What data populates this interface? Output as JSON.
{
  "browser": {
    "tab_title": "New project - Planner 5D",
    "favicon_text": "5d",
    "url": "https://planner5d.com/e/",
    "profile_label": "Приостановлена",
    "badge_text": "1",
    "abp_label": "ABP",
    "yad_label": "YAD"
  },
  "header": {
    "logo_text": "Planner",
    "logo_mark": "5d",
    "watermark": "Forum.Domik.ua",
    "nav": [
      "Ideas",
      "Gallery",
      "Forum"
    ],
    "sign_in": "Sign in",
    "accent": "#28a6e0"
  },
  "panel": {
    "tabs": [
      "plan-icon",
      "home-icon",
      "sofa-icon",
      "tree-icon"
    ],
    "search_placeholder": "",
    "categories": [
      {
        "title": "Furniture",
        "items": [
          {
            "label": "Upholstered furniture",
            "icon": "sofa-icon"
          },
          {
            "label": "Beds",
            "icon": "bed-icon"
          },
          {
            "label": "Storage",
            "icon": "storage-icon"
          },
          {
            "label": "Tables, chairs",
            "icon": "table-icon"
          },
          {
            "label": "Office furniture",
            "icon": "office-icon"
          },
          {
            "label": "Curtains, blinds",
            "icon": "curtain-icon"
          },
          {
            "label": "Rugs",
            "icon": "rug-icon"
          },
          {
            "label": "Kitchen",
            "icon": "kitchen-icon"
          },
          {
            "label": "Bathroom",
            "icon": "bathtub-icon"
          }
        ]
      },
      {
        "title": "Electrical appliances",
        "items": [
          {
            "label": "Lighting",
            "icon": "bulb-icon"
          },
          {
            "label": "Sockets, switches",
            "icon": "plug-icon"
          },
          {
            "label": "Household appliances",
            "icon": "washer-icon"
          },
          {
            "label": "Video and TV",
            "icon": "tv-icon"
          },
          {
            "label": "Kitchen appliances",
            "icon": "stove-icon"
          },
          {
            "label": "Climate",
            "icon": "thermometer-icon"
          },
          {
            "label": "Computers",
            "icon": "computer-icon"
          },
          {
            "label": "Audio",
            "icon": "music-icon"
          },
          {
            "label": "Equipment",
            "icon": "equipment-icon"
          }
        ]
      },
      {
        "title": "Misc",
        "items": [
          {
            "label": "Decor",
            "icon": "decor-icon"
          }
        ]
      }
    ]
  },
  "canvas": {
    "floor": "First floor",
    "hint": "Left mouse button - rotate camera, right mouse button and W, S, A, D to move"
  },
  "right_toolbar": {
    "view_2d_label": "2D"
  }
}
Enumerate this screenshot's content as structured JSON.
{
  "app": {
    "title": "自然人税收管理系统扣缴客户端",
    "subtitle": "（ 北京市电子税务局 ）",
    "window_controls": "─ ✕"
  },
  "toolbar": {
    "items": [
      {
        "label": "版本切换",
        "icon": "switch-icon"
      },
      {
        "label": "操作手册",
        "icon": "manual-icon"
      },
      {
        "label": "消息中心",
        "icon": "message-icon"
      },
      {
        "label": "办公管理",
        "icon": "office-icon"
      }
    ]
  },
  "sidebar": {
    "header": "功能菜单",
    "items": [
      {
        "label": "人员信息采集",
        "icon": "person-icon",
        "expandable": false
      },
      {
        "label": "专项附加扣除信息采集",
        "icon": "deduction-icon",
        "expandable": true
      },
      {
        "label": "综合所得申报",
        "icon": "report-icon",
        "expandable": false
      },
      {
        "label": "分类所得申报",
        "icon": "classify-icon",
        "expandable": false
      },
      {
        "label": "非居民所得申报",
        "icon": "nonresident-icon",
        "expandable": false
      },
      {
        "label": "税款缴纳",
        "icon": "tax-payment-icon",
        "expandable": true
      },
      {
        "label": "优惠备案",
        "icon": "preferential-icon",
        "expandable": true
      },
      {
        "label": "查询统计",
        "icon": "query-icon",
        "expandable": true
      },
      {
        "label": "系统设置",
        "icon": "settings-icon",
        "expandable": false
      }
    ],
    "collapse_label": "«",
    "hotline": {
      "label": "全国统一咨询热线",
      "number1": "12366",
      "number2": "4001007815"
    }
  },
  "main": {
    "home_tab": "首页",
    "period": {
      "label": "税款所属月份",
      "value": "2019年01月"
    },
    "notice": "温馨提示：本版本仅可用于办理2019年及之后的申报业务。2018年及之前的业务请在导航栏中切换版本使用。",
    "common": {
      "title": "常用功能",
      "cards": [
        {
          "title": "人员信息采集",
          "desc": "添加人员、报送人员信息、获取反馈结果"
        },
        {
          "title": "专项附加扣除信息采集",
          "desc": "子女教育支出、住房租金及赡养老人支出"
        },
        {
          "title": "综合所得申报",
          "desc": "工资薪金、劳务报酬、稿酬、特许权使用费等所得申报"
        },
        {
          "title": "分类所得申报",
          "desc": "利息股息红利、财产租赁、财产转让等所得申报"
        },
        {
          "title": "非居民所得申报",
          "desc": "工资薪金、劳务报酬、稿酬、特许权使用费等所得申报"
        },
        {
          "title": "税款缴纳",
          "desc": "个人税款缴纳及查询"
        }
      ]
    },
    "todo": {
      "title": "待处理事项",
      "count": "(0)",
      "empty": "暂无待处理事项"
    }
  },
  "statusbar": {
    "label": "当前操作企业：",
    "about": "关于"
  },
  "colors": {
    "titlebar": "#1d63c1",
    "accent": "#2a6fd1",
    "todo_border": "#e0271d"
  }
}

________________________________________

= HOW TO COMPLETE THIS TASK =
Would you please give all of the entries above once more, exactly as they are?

= WRITTEN REPLY =
What data populates this interface? Output as JSON.
{
  "browser": {
    "tab_title": "New project - Planner 5D",
    "favicon_text": "5d",
    "url": "https://planner5d.com/e/",
    "profile_label": "Приостановлена",
    "badge_text": "1",
    "abp_label": "ABP",
    "yad_label": "YAD"
  },
  "header": {
    "logo_text": "Planner",
    "logo_mark": "5d",
    "watermark": "Forum.Domik.ua",
    "nav": [
      "Ideas",
      "Gallery",
      "Forum"
    ],
    "sign_in": "Sign in",
    "accent": "#28a6e0"
  },
  "panel": {
    "tabs": [
      "plan-icon",
      "home-icon",
      "sofa-icon",
      "tree-icon"
    ],
    "search_placeholder": "",
    "categories": [
      {
        "title": "Furniture",
        "items": [
          {
            "label": "Upholstered furniture",
            "icon": "sofa-icon"
          },
          {
            "label": "Beds",
            "icon": "bed-icon"
          },
          {
            "label": "Storage",
            "icon": "storage-icon"
          },
          {
            "label": "Tables, chairs",
            "icon": "table-icon"
          },
          {
            "label": "Office furniture",
            "icon": "office-icon"
          },
          {
            "label": "Curtains, blinds",
            "icon": "curtain-icon"
          },
          {
            "label": "Rugs",
            "icon": "rug-icon"
          },
          {
            "label": "Kitchen",
            "icon": "kitchen-icon"
          },
          {
            "label": "Bathroom",
            "icon": "bathtub-icon"
          }
        ]
      },
      {
        "title": "Electrical appliances",
        "items": [
          {
            "label": "Lighting",
            "icon": "bulb-icon"
          },
          {
            "label": "Sockets, switches",
            "icon": "plug-icon"
          },
          {
            "label": "Household appliances",
            "icon": "washer-icon"
          },
          {
            "label": "Video and TV",
            "icon": "tv-icon"
          },
          {
            "label": "Kitchen appliances",
            "icon": "stove-icon"
          },
          {
            "label": "Climate",
            "icon": "thermometer-icon"
          },
          {
            "label": "Computers",
            "icon": "computer-icon"
          },
          {
            "label": "Audio",
            "icon": "music-icon"
          },
          {
            "label": "Equipment",
            "icon": "equipment-icon"
          }
        ]
      },
      {
        "title": "Misc",
        "items": [
          {
            "label": "Decor",
            "icon": "decor-icon"
          }
        ]
      }
    ]
  },
  "canvas": {
    "floor": "First floor",
    "hint": "Left mouse button - rotate camera, right mouse button and W, S, A, D to move"
  },
  "right_toolbar": {
    "view_2d_label": "2D"
  }
}
Enumerate this screenshot's content as structured JSON.
{
  "app": {
    "title": "自然人税收管理系统扣缴客户端",
    "subtitle": "（ 北京市电子税务局 ）",
    "window_controls": "─ ✕"
  },
  "toolbar": {
    "items": [
      {
        "label": "版本切换",
        "icon": "switch-icon"
      },
      {
        "label": "操作手册",
        "icon": "manual-icon"
      },
      {
        "label": "消息中心",
        "icon": "message-icon"
      },
      {
        "label": "办公管理",
        "icon": "office-icon"
      }
    ]
  },
  "sidebar": {
    "header": "功能菜单",
    "items": [
      {
        "label": "人员信息采集",
        "icon": "person-icon",
        "expandable": false
      },
      {
        "label": "专项附加扣除信息采集",
        "icon": "deduction-icon",
        "expandable": true
      },
      {
        "label": "综合所得申报",
        "icon": "report-icon",
        "expandable": false
      },
      {
        "label": "分类所得申报",
        "icon": "classify-icon",
        "expandable": false
      },
      {
        "label": "非居民所得申报",
        "icon": "nonresident-icon",
        "expandable": false
      },
      {
        "label": "税款缴纳",
        "icon": "tax-payment-icon",
        "expandable": true
      },
      {
        "label": "优惠备案",
        "icon": "preferential-icon",
        "expandable": true
      },
      {
        "label": "查询统计",
        "icon": "query-icon",
        "expandable": true
      },
      {
        "label": "系统设置",
        "icon": "settings-icon",
        "expandable": false
      }
    ],
    "collapse_label": "«",
    "hotline": {
      "label": "全国统一咨询热线",
      "number1": "12366",
      "number2": "4001007815"
    }
  },
  "main": {
    "home_tab": "首页",
    "period": {
      "label": "税款所属月份",
      "value": "2019年01月"
    },
    "notice": "温馨提示：本版本仅可用于办理2019年及之后的申报业务。2018年及之前的业务请在导航栏中切换版本使用。",
    "common": {
      "title": "常用功能",
      "cards": [
        {
          "title": "人员信息采集",
          "desc": "添加人员、报送人员信息、获取反馈结果"
        },
        {
          "title": "专项附加扣除信息采集",
          "desc": "子女教育支出、住房租金及赡养老人支出"
        },
        {
          "title": "综合所得申报",
          "desc": "工资薪金、劳务报酬、稿酬、特许权使用费等所得申报"
        },
        {
          "title": "分类所得申报",
          "desc": "利息股息红利、财产租赁、财产转让等所得申报"
        },
        {
          "title": "非居民所得申报",
          "desc": "工资薪金、劳务报酬、稿酬、特许权使用费等所得申报"
        },
        {
          "title": "税款缴纳",
          "desc": "个人税款缴纳及查询"
        }
      ]
    },
    "todo": {
      "title": "待处理事项",
      "count": "(0)",
      "empty": "暂无待处理事项"
    }
  },
  "statusbar": {
    "label": "当前操作企业：",
    "about": "关于"
  },
  "colors": {
    "titlebar": "#1d63c1",
    "accent": "#2a6fd1",
    "todo_border": "#e0271d"
  }
}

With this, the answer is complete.